I was wrong, and so were the polls.
On the eve of the Iowa caucuses, surveys indicated that Donald Trump was likely to finish about seven percentage points ahead of Sen. Ted Cruz. Instead Cruz pulled out a solid win, and Trump finished barely ahead of second-runner-up Sen. Marco Rubio.
Add it to the growing list of times pollsters have failed us over the last four years. (Side note: Wondering what that suddenly keeps happening? Check out my feature from the February issue of Reason, "Why Polls Don't Work.")
Conventional wisdom had it that the determining factor last night would be voter turnout—and it was, but not in the way people were predicting. It's true that Trump supporters are concentrated among "irregular" voters like people who call themselves Republicans but are actually registered Democrats. It's also true that Trump's chances of winning Iowa turned on his ability to mobilize those supporters to show up and caucus for him.
But it turned out not to be true that record turnout necessarily meant good things for the reality star. What people overlooked, myself included, was that there are two ways to grow an electorate: from the ranks of demographic groups that vote in lower numbers, and from the outliers within demographic groups that vote in higher numbers.
Take evangelical Christians. According to Drake University, in 2008 they made up 57 percent of Iowa GOP caucusgoers—a majority. But fast-forwarding to last night, entrance polls found evangelicals making up 64 percent of the GOP electorate. That's a big increase for a group that already had a tendency to show up.
Some 180,000 Iowans participated in the 2016 GOP caucuses, a record high by an enormous margin. But instead of most of that increase coming from less-educated, blue-collar, and moderate voters, a lot of it came from college graduates and evangelicals.
Not coincidentally, these are the same groups Cruz and Rubio do well with.
The Floridian won college-educated caucusgoers, those whose top issue is the economy and jobs, and those who value electability. The Texan won people with "some college," those who prioritize that their candidate "shares my values," and born-again or evangelical Christians. Cruz took a third of voters in the last category, more than any of his opponents by double digits.

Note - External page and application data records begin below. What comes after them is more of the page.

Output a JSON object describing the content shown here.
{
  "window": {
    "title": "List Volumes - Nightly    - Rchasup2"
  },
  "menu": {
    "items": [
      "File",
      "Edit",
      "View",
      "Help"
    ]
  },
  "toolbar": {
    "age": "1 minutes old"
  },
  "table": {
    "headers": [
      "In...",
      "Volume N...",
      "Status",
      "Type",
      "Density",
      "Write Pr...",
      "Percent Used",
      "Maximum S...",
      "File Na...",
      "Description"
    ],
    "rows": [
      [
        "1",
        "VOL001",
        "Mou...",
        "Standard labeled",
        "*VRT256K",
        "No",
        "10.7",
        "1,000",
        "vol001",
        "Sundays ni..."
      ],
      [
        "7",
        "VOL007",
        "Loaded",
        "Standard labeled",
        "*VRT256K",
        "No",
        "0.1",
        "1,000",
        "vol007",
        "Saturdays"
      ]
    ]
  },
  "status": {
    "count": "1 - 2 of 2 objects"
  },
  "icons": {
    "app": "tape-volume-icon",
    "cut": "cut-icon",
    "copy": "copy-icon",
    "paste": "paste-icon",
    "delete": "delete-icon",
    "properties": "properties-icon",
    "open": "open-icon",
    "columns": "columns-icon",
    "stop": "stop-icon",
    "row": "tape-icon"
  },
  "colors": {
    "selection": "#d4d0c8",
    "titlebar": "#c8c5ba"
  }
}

There are a couple of explanations for how Cruz pulled this off. One was his larger-than-life emphasis on faith and conservative values, especially important in a place like Iowa. In his victory speech last night, he made a point of thanking the state "for welcoming my father"—a Christian pastor—"to preach from the pulpits of your churches." Cruz sought and received endorsements from a number of evangelical leaders. And as Scott Shackford wrote yesterday, he campaigned hard on his opposition to gay marriage:

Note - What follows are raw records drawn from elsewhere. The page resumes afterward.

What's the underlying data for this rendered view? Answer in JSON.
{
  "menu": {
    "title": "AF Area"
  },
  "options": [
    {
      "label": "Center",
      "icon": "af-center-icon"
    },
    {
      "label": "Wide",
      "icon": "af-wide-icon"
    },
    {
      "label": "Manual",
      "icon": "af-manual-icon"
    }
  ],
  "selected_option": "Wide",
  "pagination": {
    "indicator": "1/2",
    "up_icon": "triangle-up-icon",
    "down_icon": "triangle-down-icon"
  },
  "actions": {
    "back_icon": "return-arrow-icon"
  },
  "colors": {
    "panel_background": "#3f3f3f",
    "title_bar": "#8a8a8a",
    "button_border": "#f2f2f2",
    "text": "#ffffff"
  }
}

This isn't a new or sudden gesture for Cruz. He staked out territory in opposition of the Obergefell decision long before the Supreme Court ever ruled, calling for legislation or even a constitutional amendment guaranteeing that states have the authority to decide whether to recognize same-sex marriage. At a rally in Iowa on Sunday, Cruz brought out Duck Dynasty star Phil Robertson to call gay marriage "evil" and "wicked" and added "They want us to swallow it, you say. We have to run this bunch out of Washington, D.C. We have to rid the earth of them."
The other explanation is that Cruz's meticulously targeted ground game made the difference. It's been widely reported that his campaign, unlike Trump's, has invested heavily in reaching persuadable voters. The businessman's supporters might be passionate, the thinking went, but Cruz's are organized. Wrote The New York Times on Saturday:
Mr. Cruz's campaign boasts a chairman or chairwoman for each of Iowa's 99 counties, captains in 1,537 of the state's 1,681 precincts, and 10,000 people from this state and beyond who have volunteered to help in the final push. … [His supporters] were making more than 15,000 calls a day, with a refined list of exactly which voters they have identified as up for grabs.
That bet paid off, much as a similar one did for Barack Obama in 2008 and 2012. As one consultant put it on Twitter:
Tonight was a huge win for GOP campaigns that spent on digital, data & field. Those that bet on the power of TV alone, earned or paid, lost.
— Rob Saliterman (@RobSaliterman) February 2, 2016
But perhaps the most overlooked explanation for what happened in Iowa last night is that a lot of people really don't like Donald Trump. Way back in July I made the case that his high unfavorables and penchant for saying outrageously inappropriate things would be the reality star's undoing. It seems there was a stronger anti-Trump current in Iowa than the polls, for one reason or another, picked up on—strong enough to drive turnout to unprecedented heights and overwhelm any surge of Trump supporters that did materialize. Fully 70 percent of people who had never been to a caucus before cast their lot with someone other than Trump. Among late-breaking voters—those who only decided who they were supporting in the last few days—just 13 percent chose the real estate mogul.
Whether the same thing will happen in New Hampshire and on down the line remains to be seen. Almost nothing this cycle has played out how I thought it would this time last year. But it's telling that Trump's stock on the betting markets, which had been ticking up alarmingly over the last few months, plummeted last night. As of now, Rubio is seen as not just more likely than his competitors to be the Republican nominee, but as more likely than not.